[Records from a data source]
========================

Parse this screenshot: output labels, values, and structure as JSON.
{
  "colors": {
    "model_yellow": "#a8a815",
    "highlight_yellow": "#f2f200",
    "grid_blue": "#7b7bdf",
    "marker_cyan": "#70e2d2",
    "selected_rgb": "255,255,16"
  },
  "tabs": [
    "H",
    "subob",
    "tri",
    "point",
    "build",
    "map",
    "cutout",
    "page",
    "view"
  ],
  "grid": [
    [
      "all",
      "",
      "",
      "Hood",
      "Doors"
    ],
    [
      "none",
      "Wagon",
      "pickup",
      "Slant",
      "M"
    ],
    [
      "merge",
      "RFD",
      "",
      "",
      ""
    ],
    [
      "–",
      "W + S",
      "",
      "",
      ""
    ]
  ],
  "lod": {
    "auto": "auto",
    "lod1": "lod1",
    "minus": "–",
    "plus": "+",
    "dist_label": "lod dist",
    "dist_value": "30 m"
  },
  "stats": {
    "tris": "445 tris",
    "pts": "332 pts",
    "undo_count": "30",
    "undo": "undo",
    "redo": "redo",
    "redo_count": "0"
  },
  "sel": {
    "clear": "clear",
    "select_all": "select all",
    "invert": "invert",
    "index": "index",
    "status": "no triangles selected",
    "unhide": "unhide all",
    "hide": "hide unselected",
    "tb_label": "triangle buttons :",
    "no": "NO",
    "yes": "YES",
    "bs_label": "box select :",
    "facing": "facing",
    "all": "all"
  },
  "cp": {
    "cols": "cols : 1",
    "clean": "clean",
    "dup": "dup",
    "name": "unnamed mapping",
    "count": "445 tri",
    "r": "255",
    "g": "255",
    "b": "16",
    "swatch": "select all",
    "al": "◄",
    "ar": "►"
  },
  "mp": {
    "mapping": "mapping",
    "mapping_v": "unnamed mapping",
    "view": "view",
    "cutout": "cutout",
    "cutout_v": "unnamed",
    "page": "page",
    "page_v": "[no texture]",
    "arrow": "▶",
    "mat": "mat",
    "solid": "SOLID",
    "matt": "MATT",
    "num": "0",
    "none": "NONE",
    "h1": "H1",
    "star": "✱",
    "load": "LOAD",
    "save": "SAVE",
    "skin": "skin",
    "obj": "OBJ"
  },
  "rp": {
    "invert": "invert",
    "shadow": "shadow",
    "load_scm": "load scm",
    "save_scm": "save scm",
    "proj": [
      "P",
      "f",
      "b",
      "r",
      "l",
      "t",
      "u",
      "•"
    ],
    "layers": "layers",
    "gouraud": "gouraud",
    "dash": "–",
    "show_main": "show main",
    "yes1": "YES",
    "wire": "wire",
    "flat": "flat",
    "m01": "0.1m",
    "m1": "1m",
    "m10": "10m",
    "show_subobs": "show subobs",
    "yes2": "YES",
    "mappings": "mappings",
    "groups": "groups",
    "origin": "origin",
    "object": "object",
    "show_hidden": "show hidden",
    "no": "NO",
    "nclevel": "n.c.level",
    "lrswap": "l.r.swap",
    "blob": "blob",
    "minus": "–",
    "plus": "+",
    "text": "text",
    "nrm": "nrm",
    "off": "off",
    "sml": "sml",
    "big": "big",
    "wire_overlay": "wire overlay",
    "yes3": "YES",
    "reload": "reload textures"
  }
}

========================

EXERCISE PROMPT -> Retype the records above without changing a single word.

WRITTEN RESPONSE ->
Parse this screenshot: output labels, values, and structure as JSON.
{
  "colors": {
    "model_yellow": "#a8a815",
    "highlight_yellow": "#f2f200",
    "grid_blue": "#7b7bdf",
    "marker_cyan": "#70e2d2",
    "selected_rgb": "255,255,16"
  },
  "tabs": [
    "H",
    "subob",
    "tri",
    "point",
    "build",
    "map",
    "cutout",
    "page",
    "view"
  ],
  "grid": [
    [
      "all",
      "",
      "",
      "Hood",
      "Doors"
    ],
    [
      "none",
      "Wagon",
      "pickup",
      "Slant",
      "M"
    ],
    [
      "merge",
      "RFD",
      "",
      "",
      ""
    ],
    [
      "–",
      "W + S",
      "",
      "",
      ""
    ]
  ],
  "lod": {
    "auto": "auto",
    "lod1": "lod1",
    "minus": "–",
    "plus": "+",
    "dist_label": "lod dist",
    "dist_value": "30 m"
  },
  "stats": {
    "tris": "445 tris",
    "pts": "332 pts",
    "undo_count": "30",
    "undo": "undo",
    "redo": "redo",
    "redo_count": "0"
  },
  "sel": {
    "clear": "clear",
    "select_all": "select all",
    "invert": "invert",
    "index": "index",
    "status": "no triangles selected",
    "unhide": "unhide all",
    "hide": "hide unselected",
    "tb_label": "triangle buttons :",
    "no": "NO",
    "yes": "YES",
    "bs_label": "box select :",
    "facing": "facing",
    "all": "all"
  },
  "cp": {
    "cols": "cols : 1",
    "clean": "clean",
    "dup": "dup",
    "name": "unnamed mapping",
    "count": "445 tri",
    "r": "255",
    "g": "255",
    "b": "16",
    "swatch": "select all",
    "al": "◄",
    "ar": "►"
  },
  "mp": {
    "mapping": "mapping",
    "mapping_v": "unnamed mapping",
    "view": "view",
    "cutout": "cutout",
    "cutout_v": "unnamed",
    "page": "page",
    "page_v": "[no texture]",
    "arrow": "▶",
    "mat": "mat",
    "solid": "SOLID",
    "matt": "MATT",
    "num": "0",
    "none": "NONE",
    "h1": "H1",
    "star": "✱",
    "load": "LOAD",
    "save": "SAVE",
    "skin": "skin",
    "obj": "OBJ"
  },
  "rp": {
    "invert": "invert",
    "shadow": "shadow",
    "load_scm": "load scm",
    "save_scm": "save scm",
    "proj": [
      "P",
      "f",
      "b",
      "r",
      "l",
      "t",
      "u",
      "•"
    ],
    "layers": "layers",
    "gouraud": "gouraud",
    "dash": "–",
    "show_main": "show main",
    "yes1": "YES",
    "wire": "wire",
    "flat": "flat",
    "m01": "0.1m",
    "m1": "1m",
    "m10": "10m",
    "show_subobs": "show subobs",
    "yes2": "YES",
    "mappings": "mappings",
    "groups": "groups",
    "origin": "origin",
    "object": "object",
    "show_hidden": "show hidden",
    "no": "NO",
    "nclevel": "n.c.level",
    "lrswap": "l.r.swap",
    "blob": "blob",
    "minus": "–",
    "plus": "+",
    "text": "text",
    "nrm": "nrm",
    "off": "off",
    "sml": "sml",
    "big": "big",
    "wire_overlay": "wire overlay",
    "yes3": "YES",
    "reload": "reload textures"
  }
}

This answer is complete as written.